*DATA:*
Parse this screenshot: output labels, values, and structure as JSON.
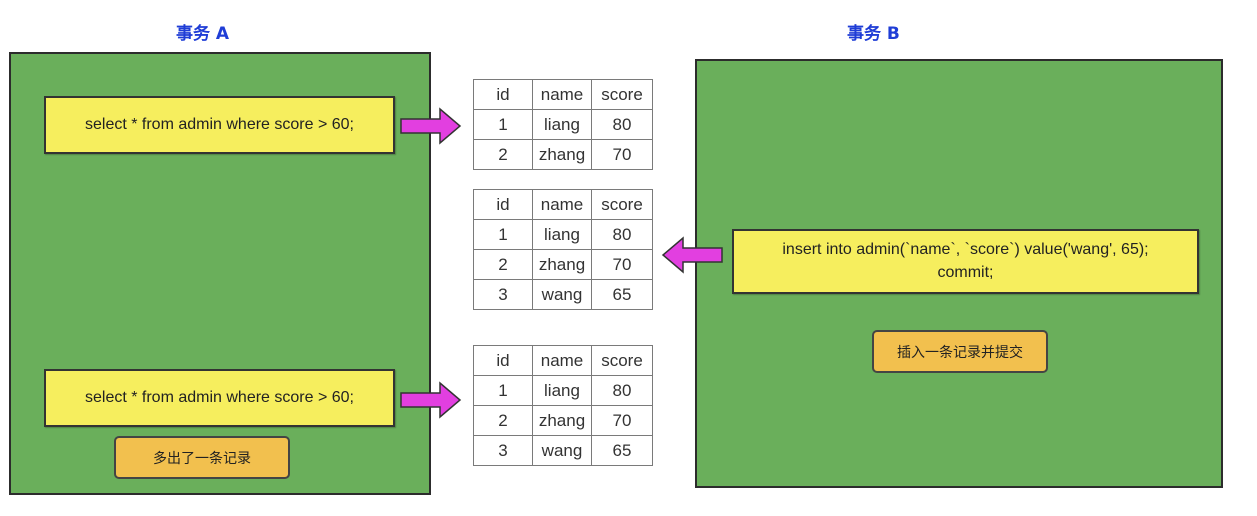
{
  "transaction_a": {
    "title": "事务 A",
    "query_1": "select * from admin where score > 60;",
    "query_2": "select * from admin where score > 60;",
    "note": "多出了一条记录"
  },
  "transaction_b": {
    "title": "事务 B",
    "query": "insert into admin(`name`, `score`) value('wang', 65);\ncommit;",
    "note": "插入一条记录并提交"
  },
  "tables": {
    "headers": [
      "id",
      "name",
      "score"
    ],
    "table_1": [
      [
        "1",
        "liang",
        "80"
      ],
      [
        "2",
        "zhang",
        "70"
      ]
    ],
    "table_2": [
      [
        "1",
        "liang",
        "80"
      ],
      [
        "2",
        "zhang",
        "70"
      ],
      [
        "3",
        "wang",
        "65"
      ]
    ],
    "table_3": [
      [
        "1",
        "liang",
        "80"
      ],
      [
        "2",
        "zhang",
        "70"
      ],
      [
        "3",
        "wang",
        "65"
      ]
    ]
  },
  "colors": {
    "panel": "#6aaf5b",
    "sql_box": "#f6ee5e",
    "note_box": "#f2c04e",
    "arrow": "#e23fe0",
    "title": "#1f3dd6"
  }
}
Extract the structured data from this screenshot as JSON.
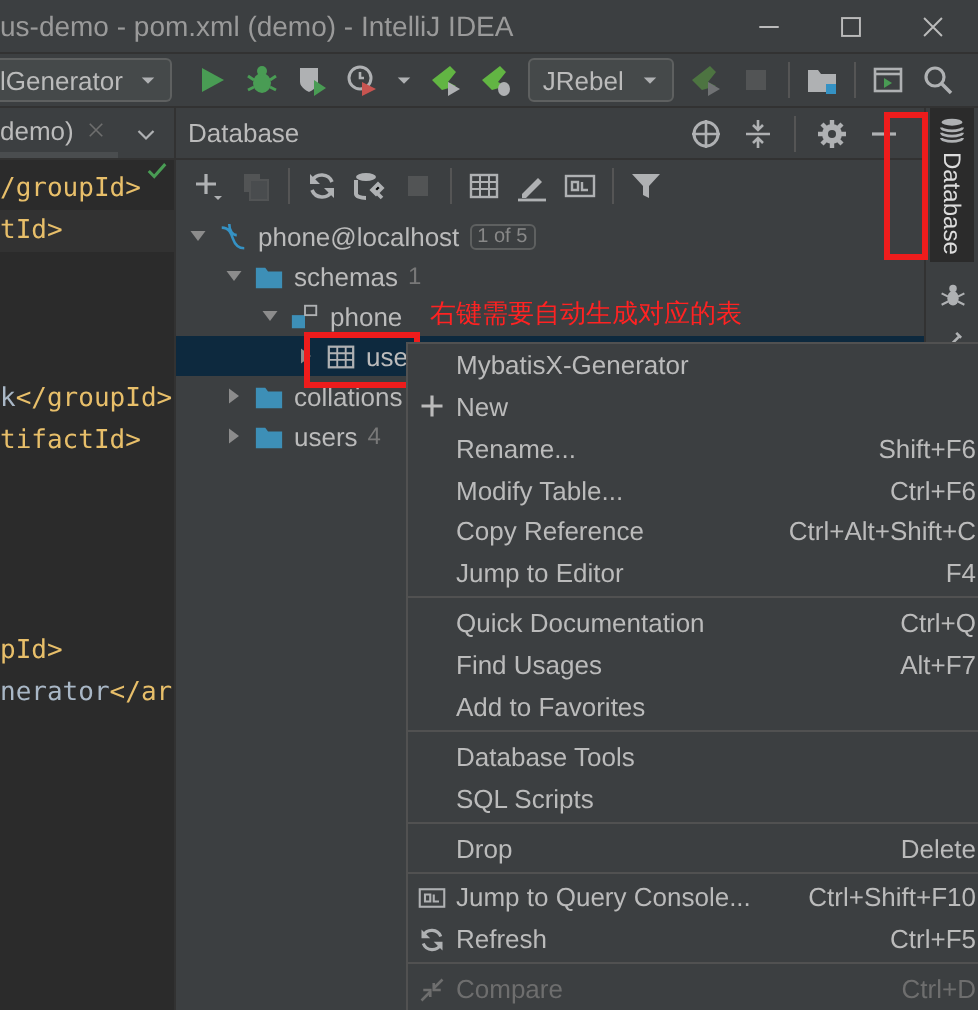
{
  "window": {
    "title": "us-demo - pom.xml (demo) - IntelliJ IDEA",
    "controls": [
      {
        "kind": "minimize"
      },
      {
        "kind": "maximize"
      },
      {
        "kind": "close"
      }
    ]
  },
  "toolbar": [
    {
      "kind": "dropdown",
      "label": "lGenerator",
      "disabled": false
    },
    {
      "kind": "run",
      "disabled": false
    },
    {
      "kind": "debug",
      "disabled": false
    },
    {
      "kind": "coverage",
      "disabled": false
    },
    {
      "kind": "profile",
      "disabled": false
    },
    {
      "kind": "jrebel-run",
      "disabled": false
    },
    {
      "kind": "jrebel-debug",
      "disabled": false
    },
    {
      "kind": "dropdown",
      "label": "JRebel",
      "disabled": false
    },
    {
      "kind": "jrebel-run",
      "disabled": true
    },
    {
      "kind": "stop",
      "disabled": true
    },
    {
      "kind": "separator",
      "disabled": false
    },
    {
      "kind": "folder",
      "disabled": false
    },
    {
      "kind": "separator",
      "disabled": false
    },
    {
      "kind": "console",
      "disabled": false
    },
    {
      "kind": "search",
      "disabled": false
    }
  ],
  "editor": {
    "tab": {
      "label": "demo)",
      "selected": true
    },
    "lines": [
      {
        "kind": "code",
        "segments": [
          {
            "kind": "tag",
            "text": "/groupId>"
          }
        ]
      },
      {
        "kind": "current",
        "segments": [
          {
            "kind": "tag",
            "text": "tId>"
          }
        ]
      },
      {
        "kind": "blank"
      },
      {
        "kind": "blank"
      },
      {
        "kind": "blank"
      },
      {
        "kind": "code",
        "segments": [
          {
            "kind": "text",
            "text": "k"
          },
          {
            "kind": "tag",
            "text": "</groupId>"
          }
        ]
      },
      {
        "kind": "code",
        "segments": [
          {
            "kind": "tag",
            "text": "tifactId>"
          }
        ]
      },
      {
        "kind": "blank"
      },
      {
        "kind": "blank"
      },
      {
        "kind": "blank"
      },
      {
        "kind": "blank"
      },
      {
        "kind": "code",
        "segments": [
          {
            "kind": "tag",
            "text": "pId>"
          }
        ]
      },
      {
        "kind": "code",
        "segments": [
          {
            "kind": "text",
            "text": "nerator"
          },
          {
            "kind": "tag",
            "text": "</ar"
          }
        ]
      }
    ]
  },
  "database": {
    "title": "Database",
    "header_actions": [
      {
        "kind": "locate"
      },
      {
        "kind": "collapse"
      },
      {
        "kind": "separator"
      },
      {
        "kind": "settings"
      },
      {
        "kind": "hide"
      }
    ],
    "toolbar": [
      {
        "kind": "add",
        "disabled": false
      },
      {
        "kind": "copy",
        "disabled": true
      },
      {
        "kind": "separator",
        "disabled": false
      },
      {
        "kind": "refresh",
        "disabled": false
      },
      {
        "kind": "tools",
        "disabled": false
      },
      {
        "kind": "stop",
        "disabled": true
      },
      {
        "kind": "separator",
        "disabled": false
      },
      {
        "kind": "table",
        "disabled": false
      },
      {
        "kind": "edit",
        "disabled": false
      },
      {
        "kind": "console",
        "disabled": false
      },
      {
        "kind": "separator",
        "disabled": false
      },
      {
        "kind": "filter",
        "disabled": false
      }
    ],
    "tree": [
      {
        "kind": "datasource",
        "label": "phone@localhost",
        "badge": "1 of 5",
        "expanded": true,
        "selected": false,
        "children": [
          {
            "kind": "folder",
            "label": "schemas",
            "count": "1",
            "expanded": true,
            "selected": false,
            "children": [
              {
                "kind": "schema",
                "label": "phone",
                "expanded": true,
                "selected": false,
                "children": [
                  {
                    "kind": "table",
                    "label": "use",
                    "expanded": false,
                    "selected": true
                  }
                ]
              }
            ]
          },
          {
            "kind": "folder",
            "label": "collations",
            "expanded": false,
            "selected": false
          },
          {
            "kind": "folder",
            "label": "users",
            "count": "4",
            "expanded": false,
            "selected": false
          }
        ]
      }
    ]
  },
  "annotation": {
    "text": "右键需要自动生成对应的表"
  },
  "side_strip": [
    {
      "kind": "tool-window",
      "label": "Database",
      "selected": true
    },
    {
      "kind": "ant"
    },
    {
      "kind": "pen"
    }
  ],
  "context_menu": [
    {
      "kind": "item",
      "label": "MybatisX-Generator",
      "disabled": false
    },
    {
      "kind": "new",
      "label": "New",
      "disabled": false
    },
    {
      "kind": "item",
      "label": "Rename...",
      "shortcut": "Shift+F6",
      "disabled": false
    },
    {
      "kind": "item",
      "label": "Modify Table...",
      "shortcut": "Ctrl+F6",
      "disabled": false
    },
    {
      "kind": "item",
      "label": "Copy Reference",
      "shortcut": "Ctrl+Alt+Shift+C",
      "disabled": false
    },
    {
      "kind": "item",
      "label": "Jump to Editor",
      "shortcut": "F4",
      "disabled": false
    },
    {
      "kind": "separator"
    },
    {
      "kind": "item",
      "label": "Quick Documentation",
      "shortcut": "Ctrl+Q",
      "disabled": false
    },
    {
      "kind": "item",
      "label": "Find Usages",
      "shortcut": "Alt+F7",
      "disabled": false
    },
    {
      "kind": "item",
      "label": "Add to Favorites",
      "disabled": false
    },
    {
      "kind": "separator"
    },
    {
      "kind": "item",
      "label": "Database Tools",
      "disabled": false
    },
    {
      "kind": "item",
      "label": "SQL Scripts",
      "disabled": false
    },
    {
      "kind": "separator"
    },
    {
      "kind": "item",
      "label": "Drop",
      "shortcut": "Delete",
      "disabled": false
    },
    {
      "kind": "separator"
    },
    {
      "kind": "console",
      "label": "Jump to Query Console...",
      "shortcut": "Ctrl+Shift+F10",
      "disabled": false
    },
    {
      "kind": "refresh",
      "label": "Refresh",
      "shortcut": "Ctrl+F5",
      "disabled": false
    },
    {
      "kind": "separator"
    },
    {
      "kind": "compare",
      "label": "Compare",
      "shortcut": "Ctrl+D",
      "disabled": true
    }
  ]
}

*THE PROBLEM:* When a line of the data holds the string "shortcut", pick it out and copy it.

*ANSWER SECTION:*
      "shortcut": "Shift+F6",
      "shortcut": "Ctrl+F6",
      "shortcut": "Ctrl+Alt+Shift+C",
      "shortcut": "F4",
      "shortcut": "Ctrl+Q",
      "shortcut": "Alt+F7",
      "shortcut": "Delete",
      "shortcut": "Ctrl+Shift+F10",
      "shortcut": "Ctrl+F5",
      "shortcut": "Ctrl+D",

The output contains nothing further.